> **Work to complete**
Present each line of the entries below that holds the word "JSON".

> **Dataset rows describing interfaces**

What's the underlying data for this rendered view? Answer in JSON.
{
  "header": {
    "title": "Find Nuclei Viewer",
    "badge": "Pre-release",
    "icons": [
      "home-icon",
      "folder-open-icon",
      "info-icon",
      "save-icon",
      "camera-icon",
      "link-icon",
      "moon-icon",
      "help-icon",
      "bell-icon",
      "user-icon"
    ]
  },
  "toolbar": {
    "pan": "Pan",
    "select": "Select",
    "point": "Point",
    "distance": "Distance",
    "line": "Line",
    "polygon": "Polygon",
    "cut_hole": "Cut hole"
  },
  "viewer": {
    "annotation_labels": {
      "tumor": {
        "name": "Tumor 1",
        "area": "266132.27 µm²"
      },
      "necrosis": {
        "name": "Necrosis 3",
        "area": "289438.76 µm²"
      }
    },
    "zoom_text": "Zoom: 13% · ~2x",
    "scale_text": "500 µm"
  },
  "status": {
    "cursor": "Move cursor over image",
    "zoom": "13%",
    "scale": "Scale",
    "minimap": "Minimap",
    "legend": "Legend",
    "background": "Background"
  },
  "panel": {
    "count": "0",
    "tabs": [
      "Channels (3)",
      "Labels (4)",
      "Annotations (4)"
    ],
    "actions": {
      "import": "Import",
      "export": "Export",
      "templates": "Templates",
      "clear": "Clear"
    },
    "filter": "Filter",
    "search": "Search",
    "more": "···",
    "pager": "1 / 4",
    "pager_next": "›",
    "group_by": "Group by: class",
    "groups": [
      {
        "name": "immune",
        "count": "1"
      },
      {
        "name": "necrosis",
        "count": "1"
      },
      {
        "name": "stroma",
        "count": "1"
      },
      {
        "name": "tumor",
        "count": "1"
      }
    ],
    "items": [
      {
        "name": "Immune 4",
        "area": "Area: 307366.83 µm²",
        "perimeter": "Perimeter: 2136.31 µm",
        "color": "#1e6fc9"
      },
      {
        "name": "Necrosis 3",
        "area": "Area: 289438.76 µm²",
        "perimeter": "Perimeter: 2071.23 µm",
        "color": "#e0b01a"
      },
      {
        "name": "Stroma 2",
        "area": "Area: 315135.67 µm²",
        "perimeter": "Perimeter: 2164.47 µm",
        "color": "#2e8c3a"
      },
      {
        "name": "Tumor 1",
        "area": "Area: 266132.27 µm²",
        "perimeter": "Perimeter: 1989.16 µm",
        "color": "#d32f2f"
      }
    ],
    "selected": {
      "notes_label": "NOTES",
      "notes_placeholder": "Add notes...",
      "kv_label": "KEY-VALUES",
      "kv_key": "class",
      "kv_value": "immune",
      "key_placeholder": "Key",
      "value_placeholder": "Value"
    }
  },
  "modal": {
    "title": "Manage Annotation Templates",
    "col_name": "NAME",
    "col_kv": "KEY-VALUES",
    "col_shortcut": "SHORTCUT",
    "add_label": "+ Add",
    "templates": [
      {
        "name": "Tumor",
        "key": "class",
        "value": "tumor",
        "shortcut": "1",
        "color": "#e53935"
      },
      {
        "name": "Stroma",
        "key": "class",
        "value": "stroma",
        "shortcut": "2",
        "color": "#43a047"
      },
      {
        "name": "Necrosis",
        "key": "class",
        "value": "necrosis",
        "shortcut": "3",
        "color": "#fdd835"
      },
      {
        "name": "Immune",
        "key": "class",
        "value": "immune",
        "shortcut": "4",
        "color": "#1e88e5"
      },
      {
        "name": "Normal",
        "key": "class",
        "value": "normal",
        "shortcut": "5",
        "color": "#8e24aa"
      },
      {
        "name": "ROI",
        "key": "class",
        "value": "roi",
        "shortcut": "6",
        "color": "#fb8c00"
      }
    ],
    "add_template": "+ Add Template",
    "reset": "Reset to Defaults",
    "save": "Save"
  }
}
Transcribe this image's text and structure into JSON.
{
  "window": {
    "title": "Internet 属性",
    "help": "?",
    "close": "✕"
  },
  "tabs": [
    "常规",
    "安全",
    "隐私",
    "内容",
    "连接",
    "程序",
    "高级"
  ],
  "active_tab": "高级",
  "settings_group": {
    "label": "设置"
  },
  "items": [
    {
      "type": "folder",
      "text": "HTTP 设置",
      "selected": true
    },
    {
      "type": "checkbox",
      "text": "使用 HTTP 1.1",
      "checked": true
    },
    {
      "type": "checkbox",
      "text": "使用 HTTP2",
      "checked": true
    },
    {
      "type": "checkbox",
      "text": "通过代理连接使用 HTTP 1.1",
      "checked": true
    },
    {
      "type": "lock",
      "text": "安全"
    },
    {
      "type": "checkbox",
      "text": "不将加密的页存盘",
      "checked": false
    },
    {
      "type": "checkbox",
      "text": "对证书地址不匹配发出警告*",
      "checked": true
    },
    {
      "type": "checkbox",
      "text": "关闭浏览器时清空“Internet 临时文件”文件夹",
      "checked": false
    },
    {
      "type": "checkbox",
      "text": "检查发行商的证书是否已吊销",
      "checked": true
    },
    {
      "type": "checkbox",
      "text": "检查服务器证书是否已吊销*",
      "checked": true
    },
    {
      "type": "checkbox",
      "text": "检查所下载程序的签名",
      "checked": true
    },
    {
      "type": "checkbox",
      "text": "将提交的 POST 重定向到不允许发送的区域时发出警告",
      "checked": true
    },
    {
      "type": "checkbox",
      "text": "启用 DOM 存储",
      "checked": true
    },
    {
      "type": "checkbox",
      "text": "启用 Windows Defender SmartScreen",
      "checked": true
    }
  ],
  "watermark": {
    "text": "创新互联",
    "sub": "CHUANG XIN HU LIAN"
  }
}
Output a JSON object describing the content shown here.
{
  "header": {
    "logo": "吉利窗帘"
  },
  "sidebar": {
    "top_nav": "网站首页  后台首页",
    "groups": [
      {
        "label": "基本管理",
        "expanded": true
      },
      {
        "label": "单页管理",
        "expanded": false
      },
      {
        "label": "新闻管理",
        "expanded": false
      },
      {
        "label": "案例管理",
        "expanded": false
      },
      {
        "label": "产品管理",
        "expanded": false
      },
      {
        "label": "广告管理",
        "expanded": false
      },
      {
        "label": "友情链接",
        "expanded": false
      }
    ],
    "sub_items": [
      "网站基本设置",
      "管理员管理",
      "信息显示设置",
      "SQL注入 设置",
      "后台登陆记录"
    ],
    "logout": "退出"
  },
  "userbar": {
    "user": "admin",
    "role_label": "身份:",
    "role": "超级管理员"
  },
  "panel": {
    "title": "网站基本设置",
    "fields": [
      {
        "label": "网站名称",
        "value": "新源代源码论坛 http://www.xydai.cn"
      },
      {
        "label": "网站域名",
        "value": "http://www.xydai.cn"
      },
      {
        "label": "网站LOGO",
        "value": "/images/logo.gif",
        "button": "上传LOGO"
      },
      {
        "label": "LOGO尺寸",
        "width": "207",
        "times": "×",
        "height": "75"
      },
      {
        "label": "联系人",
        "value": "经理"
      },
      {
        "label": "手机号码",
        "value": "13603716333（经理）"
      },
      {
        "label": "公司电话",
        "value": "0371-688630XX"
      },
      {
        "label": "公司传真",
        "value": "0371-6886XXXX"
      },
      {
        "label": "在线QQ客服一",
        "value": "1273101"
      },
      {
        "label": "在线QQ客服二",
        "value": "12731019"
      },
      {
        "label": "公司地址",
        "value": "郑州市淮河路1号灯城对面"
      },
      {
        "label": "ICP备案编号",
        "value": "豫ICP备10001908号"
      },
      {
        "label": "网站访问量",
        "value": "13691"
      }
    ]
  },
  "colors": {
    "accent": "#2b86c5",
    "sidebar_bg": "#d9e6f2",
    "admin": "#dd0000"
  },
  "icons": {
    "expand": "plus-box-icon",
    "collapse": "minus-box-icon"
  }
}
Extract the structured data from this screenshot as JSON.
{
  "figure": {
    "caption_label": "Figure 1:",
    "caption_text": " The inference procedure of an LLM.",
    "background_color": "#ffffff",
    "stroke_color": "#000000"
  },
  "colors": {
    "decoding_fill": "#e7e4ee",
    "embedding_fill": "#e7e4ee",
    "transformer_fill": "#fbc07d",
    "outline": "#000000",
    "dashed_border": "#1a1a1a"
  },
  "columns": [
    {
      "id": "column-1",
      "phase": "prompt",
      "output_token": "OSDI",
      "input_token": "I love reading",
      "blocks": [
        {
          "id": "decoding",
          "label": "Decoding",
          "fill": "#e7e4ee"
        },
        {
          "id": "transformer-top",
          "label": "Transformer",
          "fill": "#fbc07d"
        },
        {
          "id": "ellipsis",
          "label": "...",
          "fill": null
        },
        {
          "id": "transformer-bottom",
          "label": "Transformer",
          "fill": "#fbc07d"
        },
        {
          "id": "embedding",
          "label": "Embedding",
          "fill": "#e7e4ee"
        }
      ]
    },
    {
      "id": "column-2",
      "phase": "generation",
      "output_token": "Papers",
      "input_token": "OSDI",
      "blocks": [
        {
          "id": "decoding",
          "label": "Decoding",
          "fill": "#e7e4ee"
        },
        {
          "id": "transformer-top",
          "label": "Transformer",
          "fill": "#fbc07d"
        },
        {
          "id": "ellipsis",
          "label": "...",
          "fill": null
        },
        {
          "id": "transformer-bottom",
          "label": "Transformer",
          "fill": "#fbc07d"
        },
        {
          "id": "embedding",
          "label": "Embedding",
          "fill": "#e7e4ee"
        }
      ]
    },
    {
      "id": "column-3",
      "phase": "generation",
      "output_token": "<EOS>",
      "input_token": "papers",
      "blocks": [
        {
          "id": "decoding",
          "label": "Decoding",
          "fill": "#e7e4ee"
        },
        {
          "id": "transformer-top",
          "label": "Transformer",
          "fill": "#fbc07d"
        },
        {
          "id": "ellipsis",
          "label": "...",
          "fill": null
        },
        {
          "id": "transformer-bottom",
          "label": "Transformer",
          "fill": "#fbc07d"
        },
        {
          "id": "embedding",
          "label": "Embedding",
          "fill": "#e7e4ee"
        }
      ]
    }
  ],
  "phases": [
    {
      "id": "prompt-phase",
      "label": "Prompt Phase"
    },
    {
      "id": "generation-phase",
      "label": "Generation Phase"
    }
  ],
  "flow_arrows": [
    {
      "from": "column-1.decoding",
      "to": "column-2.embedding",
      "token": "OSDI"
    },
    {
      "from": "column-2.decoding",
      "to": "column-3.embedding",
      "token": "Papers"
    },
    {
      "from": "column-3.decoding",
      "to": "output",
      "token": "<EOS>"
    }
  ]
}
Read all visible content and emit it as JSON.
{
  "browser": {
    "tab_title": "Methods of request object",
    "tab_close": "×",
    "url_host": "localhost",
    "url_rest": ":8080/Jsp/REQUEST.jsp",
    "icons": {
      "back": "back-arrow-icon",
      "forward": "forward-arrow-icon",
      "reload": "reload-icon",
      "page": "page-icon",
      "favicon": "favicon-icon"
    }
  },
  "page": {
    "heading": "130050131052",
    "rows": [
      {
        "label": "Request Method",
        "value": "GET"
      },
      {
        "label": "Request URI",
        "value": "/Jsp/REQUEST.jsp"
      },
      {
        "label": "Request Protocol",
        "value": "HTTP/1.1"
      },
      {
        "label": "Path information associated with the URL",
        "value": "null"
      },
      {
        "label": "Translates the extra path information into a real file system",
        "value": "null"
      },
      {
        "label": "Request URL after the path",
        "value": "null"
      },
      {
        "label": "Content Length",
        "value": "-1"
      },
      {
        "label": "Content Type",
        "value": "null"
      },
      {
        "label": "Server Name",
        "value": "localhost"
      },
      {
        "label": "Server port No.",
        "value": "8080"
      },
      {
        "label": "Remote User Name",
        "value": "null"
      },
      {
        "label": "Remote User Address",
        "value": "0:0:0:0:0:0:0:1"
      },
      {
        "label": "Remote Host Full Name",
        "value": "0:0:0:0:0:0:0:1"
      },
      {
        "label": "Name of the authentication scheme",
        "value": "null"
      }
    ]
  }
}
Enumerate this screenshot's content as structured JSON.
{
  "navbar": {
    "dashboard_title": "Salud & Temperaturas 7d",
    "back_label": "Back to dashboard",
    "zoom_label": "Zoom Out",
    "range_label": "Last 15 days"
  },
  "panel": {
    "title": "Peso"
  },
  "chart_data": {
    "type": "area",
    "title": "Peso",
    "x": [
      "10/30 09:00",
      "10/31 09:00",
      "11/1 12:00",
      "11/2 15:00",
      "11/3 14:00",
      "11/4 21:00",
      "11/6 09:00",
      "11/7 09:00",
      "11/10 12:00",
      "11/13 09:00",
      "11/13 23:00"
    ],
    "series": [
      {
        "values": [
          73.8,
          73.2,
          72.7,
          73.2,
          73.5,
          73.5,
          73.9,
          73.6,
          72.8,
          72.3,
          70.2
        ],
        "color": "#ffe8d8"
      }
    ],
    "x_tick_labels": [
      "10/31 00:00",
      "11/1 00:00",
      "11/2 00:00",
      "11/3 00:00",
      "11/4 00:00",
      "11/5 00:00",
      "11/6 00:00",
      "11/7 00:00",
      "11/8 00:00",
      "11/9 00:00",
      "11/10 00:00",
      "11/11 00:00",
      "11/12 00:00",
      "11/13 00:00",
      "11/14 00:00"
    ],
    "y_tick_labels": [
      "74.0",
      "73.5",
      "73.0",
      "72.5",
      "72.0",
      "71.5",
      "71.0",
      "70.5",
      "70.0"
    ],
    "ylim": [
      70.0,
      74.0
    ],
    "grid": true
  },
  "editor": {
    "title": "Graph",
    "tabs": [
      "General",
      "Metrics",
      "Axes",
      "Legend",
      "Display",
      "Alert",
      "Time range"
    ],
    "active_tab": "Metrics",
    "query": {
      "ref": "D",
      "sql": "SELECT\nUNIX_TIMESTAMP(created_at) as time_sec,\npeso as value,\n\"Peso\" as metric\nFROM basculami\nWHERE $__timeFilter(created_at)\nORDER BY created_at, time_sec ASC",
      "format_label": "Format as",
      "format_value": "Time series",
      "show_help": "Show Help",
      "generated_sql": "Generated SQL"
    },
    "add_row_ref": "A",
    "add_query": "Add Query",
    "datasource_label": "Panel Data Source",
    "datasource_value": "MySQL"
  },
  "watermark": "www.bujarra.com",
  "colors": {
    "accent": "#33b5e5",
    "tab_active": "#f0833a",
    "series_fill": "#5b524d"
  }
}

> **Problem solution**
What's the underlying data for this rendered view? Answer in JSON.
Transcribe this image's text and structure into JSON.
Output a JSON object describing the content shown here.
Extract the structured data from this screenshot as JSON.
Read all visible content and emit it as JSON.
Enumerate this screenshot's content as structured JSON.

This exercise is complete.